Can you apply for a school place from your parents address?
Sucking up a daily round trip of 120 miles on a motorbike coming into winter is a big ask, regardless of the amount of time that the OP's DH has had to prepare for it, and failed to sort out.
Plus there is a major impact on you if he is not around Monday-Friday

I would beware of the "you've made your bed, now lie in it" approach.

You could simply present the facts and hope he comes around:
Your job has gone and been filled for this academic year (presumably) so there is an immediate loss of income.
The nursery place for DC1 and DC2 is gone, removing your ability to secure a replacement job.
By not moving, you lose out on free childcare for DC2? (You don't mention having secured a place for DC2 - are your parents helping out if you are part-time?)
If he commuted on a Monday morning, came home on Tuesday/Wed night and then on Friday there are advantages. He could get all his marking done mid week and have entire free weekends with the kids. He could join a gym, do an evening course, take on extra responsibility at school for the year that would be good CV fodder.
There's a strong case for buying a car as a back up regardless.

PigletJohn Wed 02-Oct-13 17:13:36

60 miles each way, on a bike, including the M25, winter, come rain, shine, snow and ice?

I won't upset you with the details but I really wouldn't recommend it.

DaisyBD Wed 02-Oct-13 17:33:07

A long commute driving is a lot worse than a long commute on a train/tube, and even that is shit.
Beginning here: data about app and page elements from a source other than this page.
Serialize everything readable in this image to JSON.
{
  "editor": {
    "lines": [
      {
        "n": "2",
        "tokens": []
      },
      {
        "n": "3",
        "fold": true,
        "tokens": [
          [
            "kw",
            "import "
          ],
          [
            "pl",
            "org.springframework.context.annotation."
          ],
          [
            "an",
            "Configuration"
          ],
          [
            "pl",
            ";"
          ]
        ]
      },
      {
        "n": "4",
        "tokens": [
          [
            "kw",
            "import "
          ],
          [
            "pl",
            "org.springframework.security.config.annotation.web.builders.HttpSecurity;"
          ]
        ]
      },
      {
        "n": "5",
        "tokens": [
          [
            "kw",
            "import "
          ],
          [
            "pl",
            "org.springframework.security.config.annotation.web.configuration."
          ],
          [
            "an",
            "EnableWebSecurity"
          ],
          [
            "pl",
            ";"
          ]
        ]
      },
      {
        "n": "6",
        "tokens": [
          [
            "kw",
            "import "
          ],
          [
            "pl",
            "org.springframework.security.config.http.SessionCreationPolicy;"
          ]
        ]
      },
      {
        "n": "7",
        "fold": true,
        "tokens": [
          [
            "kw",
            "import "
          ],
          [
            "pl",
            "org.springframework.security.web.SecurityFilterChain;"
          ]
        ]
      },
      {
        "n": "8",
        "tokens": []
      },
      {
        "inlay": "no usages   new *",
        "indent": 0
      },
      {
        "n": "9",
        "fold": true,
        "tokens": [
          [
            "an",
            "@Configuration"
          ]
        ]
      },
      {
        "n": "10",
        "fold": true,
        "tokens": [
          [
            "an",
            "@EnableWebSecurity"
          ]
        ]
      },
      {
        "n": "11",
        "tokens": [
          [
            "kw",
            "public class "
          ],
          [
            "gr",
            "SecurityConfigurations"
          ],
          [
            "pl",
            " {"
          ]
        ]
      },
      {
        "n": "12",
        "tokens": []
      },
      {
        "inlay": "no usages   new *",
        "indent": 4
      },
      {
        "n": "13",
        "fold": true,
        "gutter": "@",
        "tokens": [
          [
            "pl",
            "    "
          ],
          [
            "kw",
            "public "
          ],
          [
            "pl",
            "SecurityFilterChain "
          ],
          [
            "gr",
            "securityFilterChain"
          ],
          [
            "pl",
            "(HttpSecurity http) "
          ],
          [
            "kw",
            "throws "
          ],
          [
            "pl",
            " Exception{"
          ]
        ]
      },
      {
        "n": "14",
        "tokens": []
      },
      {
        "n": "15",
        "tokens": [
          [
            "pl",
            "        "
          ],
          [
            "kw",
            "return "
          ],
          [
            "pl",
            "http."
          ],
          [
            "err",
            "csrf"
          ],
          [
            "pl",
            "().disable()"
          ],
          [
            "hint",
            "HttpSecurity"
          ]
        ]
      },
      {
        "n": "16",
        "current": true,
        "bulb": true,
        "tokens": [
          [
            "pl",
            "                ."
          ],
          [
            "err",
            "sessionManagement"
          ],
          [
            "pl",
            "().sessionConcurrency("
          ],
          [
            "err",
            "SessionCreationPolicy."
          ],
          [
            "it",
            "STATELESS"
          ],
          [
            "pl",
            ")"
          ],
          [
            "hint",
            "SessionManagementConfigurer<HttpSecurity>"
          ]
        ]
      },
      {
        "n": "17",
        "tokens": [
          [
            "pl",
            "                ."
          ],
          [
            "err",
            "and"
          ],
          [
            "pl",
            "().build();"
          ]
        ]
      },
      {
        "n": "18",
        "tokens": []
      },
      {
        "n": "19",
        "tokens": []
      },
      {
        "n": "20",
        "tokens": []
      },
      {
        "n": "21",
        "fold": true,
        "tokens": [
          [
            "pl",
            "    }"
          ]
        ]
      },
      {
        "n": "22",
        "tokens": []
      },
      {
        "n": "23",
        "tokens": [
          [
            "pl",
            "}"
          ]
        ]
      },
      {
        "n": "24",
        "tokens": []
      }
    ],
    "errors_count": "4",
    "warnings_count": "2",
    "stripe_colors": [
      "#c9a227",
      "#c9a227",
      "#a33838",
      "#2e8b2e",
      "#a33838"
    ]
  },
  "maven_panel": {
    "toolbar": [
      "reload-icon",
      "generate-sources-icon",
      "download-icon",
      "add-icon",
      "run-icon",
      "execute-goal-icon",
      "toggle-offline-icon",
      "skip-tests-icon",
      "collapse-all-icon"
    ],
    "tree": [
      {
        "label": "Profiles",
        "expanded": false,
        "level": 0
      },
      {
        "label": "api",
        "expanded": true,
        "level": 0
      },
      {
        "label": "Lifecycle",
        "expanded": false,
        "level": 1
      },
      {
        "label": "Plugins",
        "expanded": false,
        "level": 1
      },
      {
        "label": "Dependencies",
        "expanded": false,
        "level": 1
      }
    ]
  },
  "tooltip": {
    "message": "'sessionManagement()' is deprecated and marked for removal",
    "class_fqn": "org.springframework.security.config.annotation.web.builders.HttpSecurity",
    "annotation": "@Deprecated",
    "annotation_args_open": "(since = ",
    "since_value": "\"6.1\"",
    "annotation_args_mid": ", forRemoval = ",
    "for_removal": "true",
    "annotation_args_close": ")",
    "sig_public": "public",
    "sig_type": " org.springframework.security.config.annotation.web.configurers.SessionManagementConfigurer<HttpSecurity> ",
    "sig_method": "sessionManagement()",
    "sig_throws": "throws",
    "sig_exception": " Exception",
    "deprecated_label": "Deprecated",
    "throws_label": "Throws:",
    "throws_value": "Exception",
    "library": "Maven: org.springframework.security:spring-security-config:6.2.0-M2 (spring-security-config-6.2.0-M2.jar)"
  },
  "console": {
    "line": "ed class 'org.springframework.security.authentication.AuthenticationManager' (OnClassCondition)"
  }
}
Anything over an hour really is rubbish. I used to commute daily to the city from 17 miles away (on a train and tube) and it took 90 minutes each way on a good day, and regularly two hours or more. I hated it after the first year.

Now I commute 45 miles by car, and I hate that too - I find it utterly exhausting, and it only takes 75 minutes. I have increased my working day by two hours so I can be at home on Fridays, and I stay near the office two nights, fortunately with family so it doesn't cost anything. It is still knackering, and not great being apart from my family. Maybe I'm just getting a bit old, who knows.

But I agree with PPs - he just has to suck it up for now, really, and look for another job when you've moved. It's shit, but hopefully not forever. Good luck with the move. thanks

Join the discussion

Join the discussion

Registering is free, easy, and means you can join in the discussion, get discounts, win prizes and lots more.

Register now